Over the years, and although it is very difficult, I have tried to segregate my personal time from my work time. In the globally connected “always on” world, it is very difficult to do so, but I saw many successful people do this. What that means is that when you’re on your personal time, no matter how short or long, you do not engage with work. On the other hand, when you’re at work, despite all the pressures, do not digress into non-work matters. I have realised that the outcomes can be significantly compromised in either case and hence consciously compartmentalise the two. For me, this starts with having no social media on my phone.
Which would be your favorite work-from-anywhere destination and why?
A place next to a good golf course with good F&B as well as great weather and in the same time zone as India would be my ideal work-from-anywhere destination. However, there are very few locations in India like that and I am yet to try any!

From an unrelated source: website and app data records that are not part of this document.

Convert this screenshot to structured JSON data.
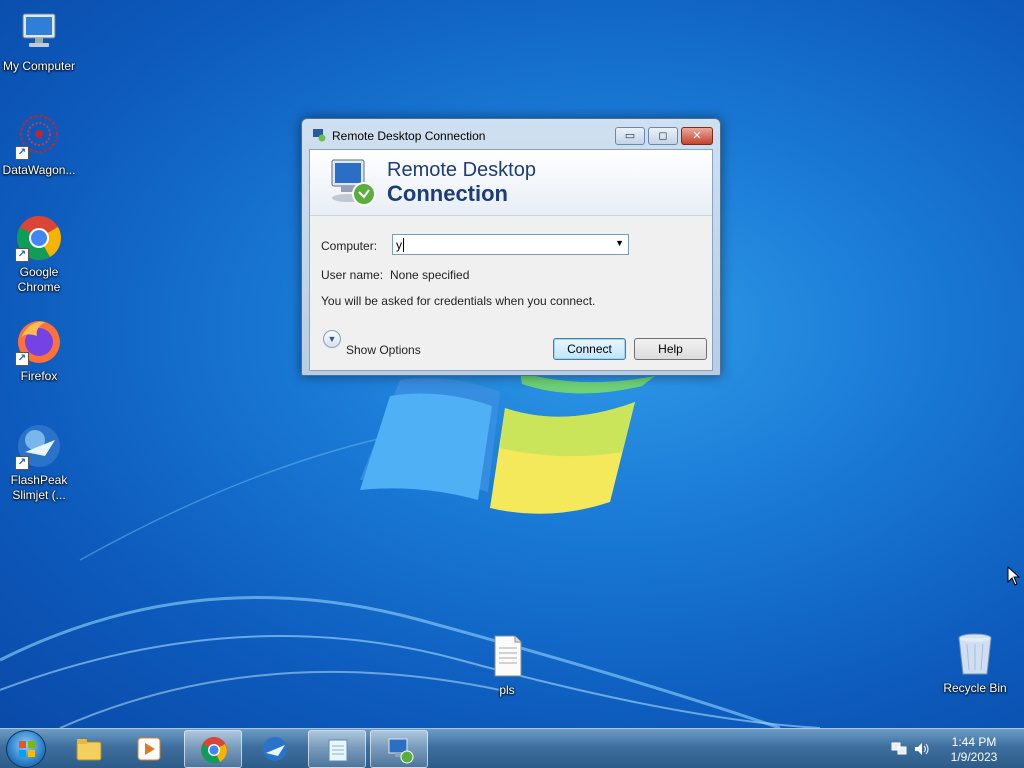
{
  "desktop": {
    "icons": [
      {
        "label": "My Computer"
      },
      {
        "label": "DataWagon..."
      },
      {
        "label": "Google Chrome"
      },
      {
        "label": "Firefox"
      },
      {
        "label": "FlashPeak Slimjet (..."
      },
      {
        "label": "pls"
      },
      {
        "label": "Recycle Bin"
      }
    ]
  },
  "window": {
    "title": "Remote Desktop Connection",
    "banner_line1": "Remote Desktop",
    "banner_line2": "Connection",
    "computer_label": "Computer:",
    "computer_value": "y",
    "username_label": "User name:",
    "username_value": "None specified",
    "info_text": "You will be asked for credentials when you connect.",
    "show_options": "Show Options",
    "connect_button": "Connect",
    "help_button": "Help",
    "minimize_glyph": "▭",
    "maximize_glyph": "◻",
    "close_glyph": "✕"
  },
  "taskbar": {
    "clock_time": "1:44 PM",
    "clock_date": "1/9/2023",
    "items": [
      "start-button",
      "windows-explorer",
      "media-player",
      "google-chrome",
      "slimjet-browser",
      "notepad",
      "remote-desktop-connection"
    ],
    "active_item": "remote-desktop-connection"
  },
  "colors": {
    "desktop_blue": "#1a7ad6",
    "banner_text": "#1c3d7a",
    "close_red": "#c6432c"
  }
}
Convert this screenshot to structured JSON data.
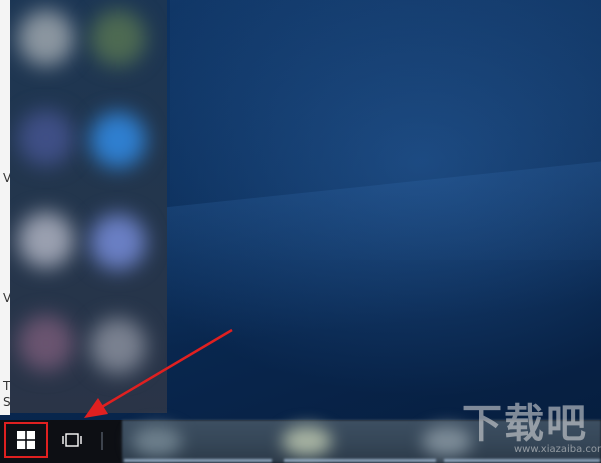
{
  "left_edge": {
    "letters": [
      "V",
      "V",
      "T",
      "S"
    ]
  },
  "taskbar": {
    "start_icon": "windows-logo-icon",
    "task_view_icon": "task-view-icon"
  },
  "annotation": {
    "highlight_color": "#e02020",
    "arrow_color": "#e02020"
  },
  "watermark": {
    "text": "下载吧",
    "url": "www.xiazaiba.com"
  }
}
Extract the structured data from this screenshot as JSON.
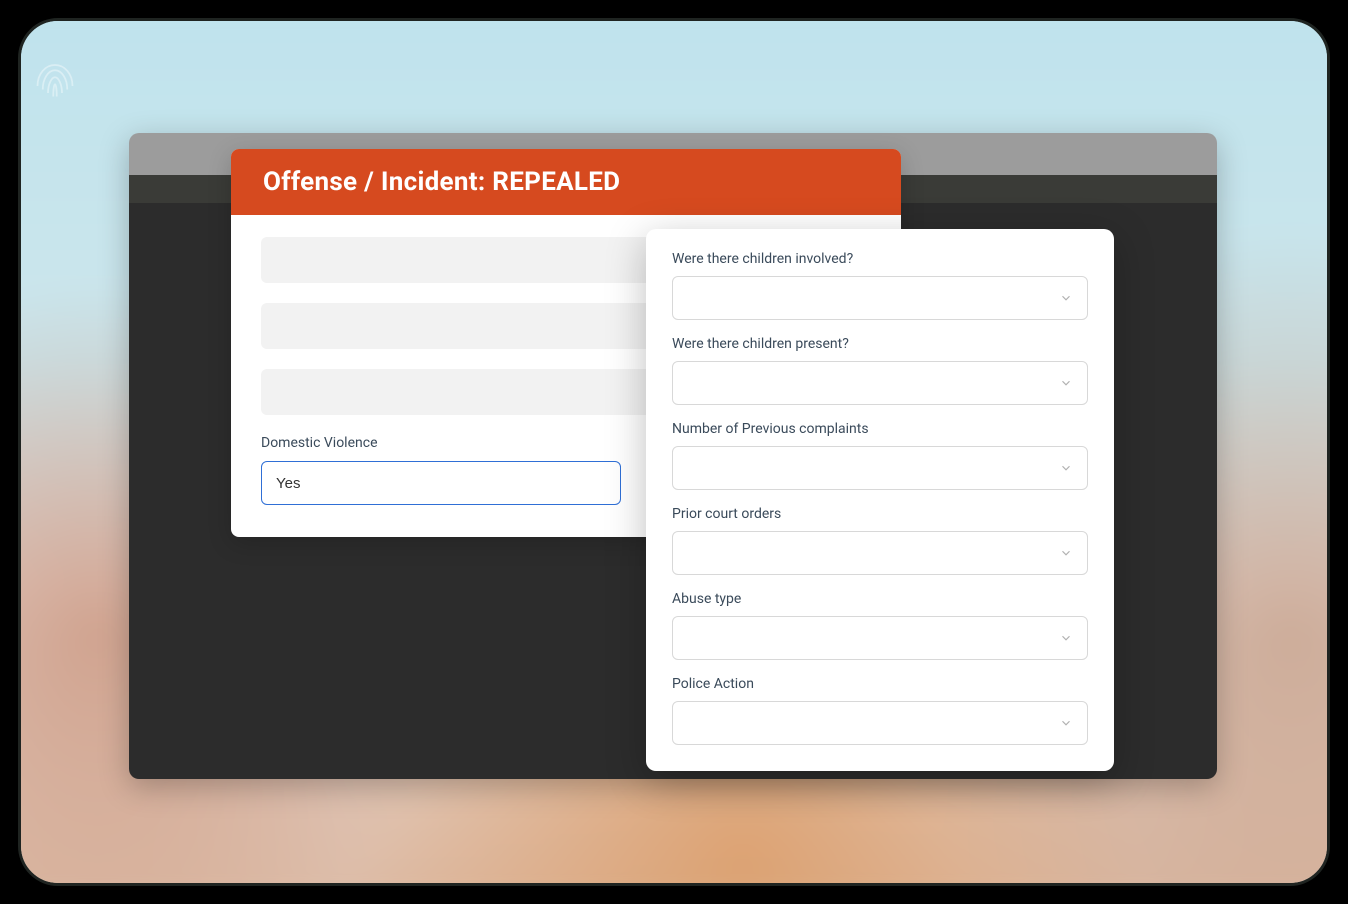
{
  "left_panel": {
    "title": "Offense / Incident: REPEALED",
    "domestic_violence": {
      "label": "Domestic Violence",
      "value": "Yes"
    }
  },
  "right_panel": {
    "fields": [
      {
        "label": "Were there children involved?",
        "value": ""
      },
      {
        "label": "Were there children present?",
        "value": ""
      },
      {
        "label": "Number of Previous complaints",
        "value": ""
      },
      {
        "label": "Prior court orders",
        "value": ""
      },
      {
        "label": "Abuse type",
        "value": ""
      },
      {
        "label": "Police Action",
        "value": ""
      }
    ]
  }
}
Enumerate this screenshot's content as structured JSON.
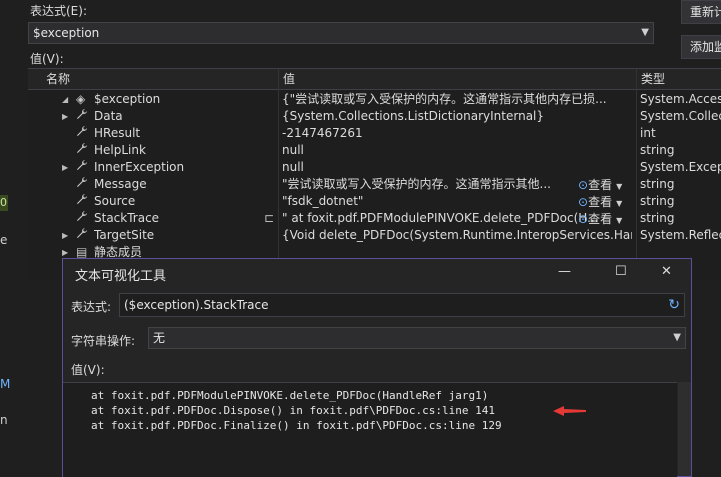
{
  "expression": {
    "label": "表达式(E):",
    "value": "$exception",
    "recalc_button": "重新计",
    "add_watch_button": "添加监"
  },
  "value_label": "值(V):",
  "columns": {
    "name": "名称",
    "value": "值",
    "type": "类型"
  },
  "rows": [
    {
      "name": "$exception",
      "value": "{\"尝试读取或写入受保护的内存。这通常指示其他内存已损...",
      "type": "System.AccessV",
      "expander": "◢",
      "icon": "exception-object-icon"
    },
    {
      "name": "Data",
      "value": "{System.Collections.ListDictionaryInternal}",
      "type": "System.Collecti",
      "expander": "▶",
      "icon": "wrench-icon"
    },
    {
      "name": "HResult",
      "value": "-2147467261",
      "type": "int",
      "expander": "",
      "icon": "wrench-icon"
    },
    {
      "name": "HelpLink",
      "value": "null",
      "type": "string",
      "expander": "",
      "icon": "wrench-icon"
    },
    {
      "name": "InnerException",
      "value": "null",
      "type": "System.Exceptio",
      "expander": "▶",
      "icon": "wrench-icon"
    },
    {
      "name": "Message",
      "value": "\"尝试读取或写入受保护的内存。这通常指示其他...",
      "type": "string",
      "expander": "",
      "icon": "wrench-icon",
      "view": "查看"
    },
    {
      "name": "Source",
      "value": "\"fsdk_dotnet\"",
      "type": "string",
      "expander": "",
      "icon": "wrench-icon",
      "view": "查看"
    },
    {
      "name": "StackTrace",
      "value": "\"   at foxit.pdf.PDFModulePINVOKE.delete_PDFDoc(H...",
      "type": "string",
      "expander": "",
      "icon": "wrench-icon",
      "view": "查看",
      "pin": "⊏"
    },
    {
      "name": "TargetSite",
      "value": "{Void delete_PDFDoc(System.Runtime.InteropServices.HandleRef)}",
      "type": "System.Reflecti",
      "expander": "▶",
      "icon": "wrench-icon"
    },
    {
      "name": "静态成员",
      "value": "",
      "type": "",
      "expander": "▶",
      "icon": "static-members-icon"
    }
  ],
  "dialog": {
    "title": "文本可视化工具",
    "expr_label": "表达式:",
    "expr_value": "($exception).StackTrace",
    "op_label": "字符串操作:",
    "op_value": "无",
    "value_label": "值(V):",
    "lines": [
      "at foxit.pdf.PDFModulePINVOKE.delete_PDFDoc(HandleRef jarg1)",
      "at foxit.pdf.PDFDoc.Dispose() in foxit.pdf\\PDFDoc.cs:line 141",
      "at foxit.pdf.PDFDoc.Finalize() in foxit.pdf\\PDFDoc.cs:line 129"
    ]
  },
  "left_edge": {
    "top_char": "0",
    "mid_char": "e",
    "lower_char": "M",
    "low_char": "n"
  },
  "colors": {
    "accent": "#6fb3ff",
    "arrow": "#e53935",
    "dialog_border": "#5a4f9a"
  }
}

Monday Motivation is a series featuring founders, business leaders and creative individuals who tell us about the people they look up to and their work ethics.